[Data listing]:
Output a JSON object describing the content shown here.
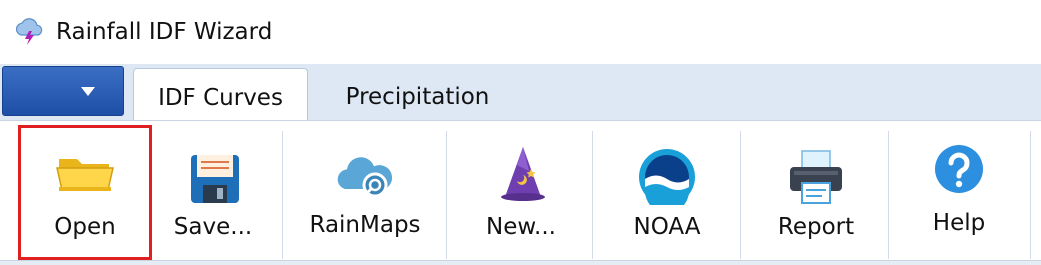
{
  "window": {
    "title": "Rainfall IDF Wizard",
    "icon": "storm-cloud-icon"
  },
  "tabs": [
    {
      "label": "IDF Curves",
      "active": true
    },
    {
      "label": "Precipitation",
      "active": false
    }
  ],
  "ribbon": {
    "buttons": [
      {
        "label": "Open",
        "icon": "folder-icon"
      },
      {
        "label": "Save...",
        "icon": "floppy-disk-icon"
      },
      {
        "label": "RainMaps",
        "icon": "cloud-search-icon"
      },
      {
        "label": "New...",
        "icon": "wizard-hat-icon"
      },
      {
        "label": "NOAA",
        "icon": "noaa-logo-icon"
      },
      {
        "label": "Report",
        "icon": "printer-icon"
      },
      {
        "label": "Help",
        "icon": "help-icon"
      }
    ],
    "highlighted": "Open"
  },
  "colors": {
    "accent": "#1e4fa6",
    "highlight": "#e02020",
    "tabbar": "#dde8f4"
  }
}
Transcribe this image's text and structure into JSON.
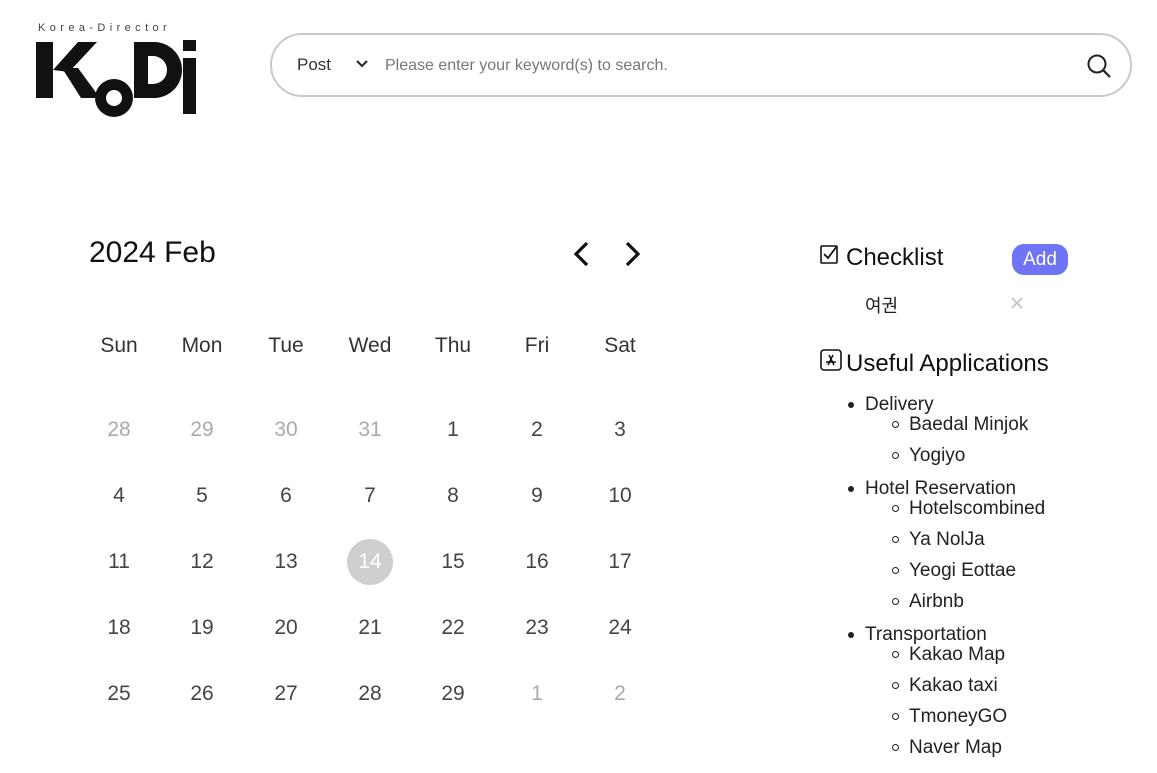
{
  "logo": {
    "tagline": "Korea-Director",
    "wordmark": "KoDi"
  },
  "search": {
    "category": "Post",
    "placeholder": "Please enter your keyword(s) to search.",
    "icons": {
      "dropdown": "chevron-down-icon",
      "submit": "search-icon"
    }
  },
  "calendar": {
    "title": "2024 Feb",
    "weekdays": [
      "Sun",
      "Mon",
      "Tue",
      "Wed",
      "Thu",
      "Fri",
      "Sat"
    ],
    "weeks": [
      [
        {
          "d": "28",
          "muted": true
        },
        {
          "d": "29",
          "muted": true
        },
        {
          "d": "30",
          "muted": true
        },
        {
          "d": "31",
          "muted": true
        },
        {
          "d": "1"
        },
        {
          "d": "2"
        },
        {
          "d": "3"
        }
      ],
      [
        {
          "d": "4"
        },
        {
          "d": "5"
        },
        {
          "d": "6"
        },
        {
          "d": "7"
        },
        {
          "d": "8"
        },
        {
          "d": "9"
        },
        {
          "d": "10"
        }
      ],
      [
        {
          "d": "11"
        },
        {
          "d": "12"
        },
        {
          "d": "13"
        },
        {
          "d": "14",
          "today": true
        },
        {
          "d": "15"
        },
        {
          "d": "16"
        },
        {
          "d": "17"
        }
      ],
      [
        {
          "d": "18"
        },
        {
          "d": "19"
        },
        {
          "d": "20"
        },
        {
          "d": "21"
        },
        {
          "d": "22"
        },
        {
          "d": "23"
        },
        {
          "d": "24"
        }
      ],
      [
        {
          "d": "25"
        },
        {
          "d": "26"
        },
        {
          "d": "27"
        },
        {
          "d": "28"
        },
        {
          "d": "29"
        },
        {
          "d": "1",
          "muted": true
        },
        {
          "d": "2",
          "muted": true
        }
      ]
    ],
    "icons": {
      "prev": "chevron-left-icon",
      "next": "chevron-right-icon"
    }
  },
  "checklist": {
    "heading": "Checklist",
    "add_label": "Add",
    "items": [
      "여권"
    ],
    "icons": {
      "heading": "checkbox-icon",
      "remove": "close-icon"
    },
    "colors": {
      "add_button": "#6f74f6"
    }
  },
  "apps": {
    "heading": "Useful Applications",
    "icons": {
      "heading": "app-store-icon"
    },
    "categories": [
      {
        "name": "Delivery",
        "items": [
          "Baedal Minjok",
          "Yogiyo"
        ]
      },
      {
        "name": "Hotel Reservation",
        "items": [
          "Hotelscombined",
          "Ya NolJa",
          "Yeogi Eottae",
          "Airbnb"
        ]
      },
      {
        "name": "Transportation",
        "items": [
          "Kakao Map",
          "Kakao taxi",
          "TmoneyGO",
          "Naver Map"
        ]
      }
    ]
  }
}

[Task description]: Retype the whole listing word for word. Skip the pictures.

[Exercise output]:
Output a JSON object describing the content shown here.
{
  "window": {
    "title": "Rainfall IDF Wizard",
    "icon": "storm-cloud-icon"
  },
  "tabs": [
    {
      "label": "IDF Curves",
      "active": true
    },
    {
      "label": "Precipitation",
      "active": false
    }
  ],
  "ribbon": {
    "buttons": [
      {
        "label": "Open",
        "icon": "folder-icon"
      },
      {
        "label": "Save...",
        "icon": "floppy-disk-icon"
      },
      {
        "label": "RainMaps",
        "icon": "cloud-search-icon"
      },
      {
        "label": "New...",
        "icon": "wizard-hat-icon"
      },
      {
        "label": "NOAA",
        "icon": "noaa-logo-icon"
      },
      {
        "label": "Report",
        "icon": "printer-icon"
      },
      {
        "label": "Help",
        "icon": "help-icon"
      }
    ],
    "highlighted": "Open"
  },
  "colors": {
    "accent": "#1e4fa6",
    "highlight": "#e02020",
    "tabbar": "#dde8f4"
  }
}
Transcribe this image's text and structure into JSON.
{
  "logo": {
    "tagline": "Korea-Director",
    "wordmark": "KoDi"
  },
  "search": {
    "category": "Post",
    "placeholder": "Please enter your keyword(s) to search.",
    "icons": {
      "dropdown": "chevron-down-icon",
      "submit": "search-icon"
    }
  },
  "calendar": {
    "title": "2024 Feb",
    "weekdays": [
      "Sun",
      "Mon",
      "Tue",
      "Wed",
      "Thu",
      "Fri",
      "Sat"
    ],
    "weeks": [
      [
        {
          "d": "28",
          "muted": true
        },
        {
          "d": "29",
          "muted": true
        },
        {
          "d": "30",
          "muted": true
        },
        {
          "d": "31",
          "muted": true
        },
        {
          "d": "1"
        },
        {
          "d": "2"
        },
        {
          "d": "3"
        }
      ],
      [
        {
          "d": "4"
        },
        {
          "d": "5"
        },
        {
          "d": "6"
        },
        {
          "d": "7"
        },
        {
          "d": "8"
        },
        {
          "d": "9"
        },
        {
          "d": "10"
        }
      ],
      [
        {
          "d": "11"
        },
        {
          "d": "12"
        },
        {
          "d": "13"
        },
        {
          "d": "14",
          "today": true
        },
        {
          "d": "15"
        },
        {
          "d": "16"
        },
        {
          "d": "17"
        }
      ],
      [
        {
          "d": "18"
        },
        {
          "d": "19"
        },
        {
          "d": "20"
        },
        {
          "d": "21"
        },
        {
          "d": "22"
        },
        {
          "d": "23"
        },
        {
          "d": "24"
        }
      ],
      [
        {
          "d": "25"
        },
        {
          "d": "26"
        },
        {
          "d": "27"
        },
        {
          "d": "28"
        },
        {
          "d": "29"
        },
        {
          "d": "1",
          "muted": true
        },
        {
          "d": "2",
          "muted": true
        }
      ]
    ],
    "icons": {
      "prev": "chevron-left-icon",
      "next": "chevron-right-icon"
    }
  },
  "checklist": {
    "heading": "Checklist",
    "add_label": "Add",
    "items": [
      "여권"
    ],
    "icons": {
      "heading": "checkbox-icon",
      "remove": "close-icon"
    },
    "colors": {
      "add_button": "#6f74f6"
    }
  },
  "apps": {
    "heading": "Useful Applications",
    "icons": {
      "heading": "app-store-icon"
    },
    "categories": [
      {
        "name": "Delivery",
        "items": [
          "Baedal Minjok",
          "Yogiyo"
        ]
      },
      {
        "name": "Hotel Reservation",
        "items": [
          "Hotelscombined",
          "Ya NolJa",
          "Yeogi Eottae",
          "Airbnb"
        ]
      },
      {
        "name": "Transportation",
        "items": [
          "Kakao Map",
          "Kakao taxi",
          "TmoneyGO",
          "Naver Map"
        ]
      }
    ]
  }
}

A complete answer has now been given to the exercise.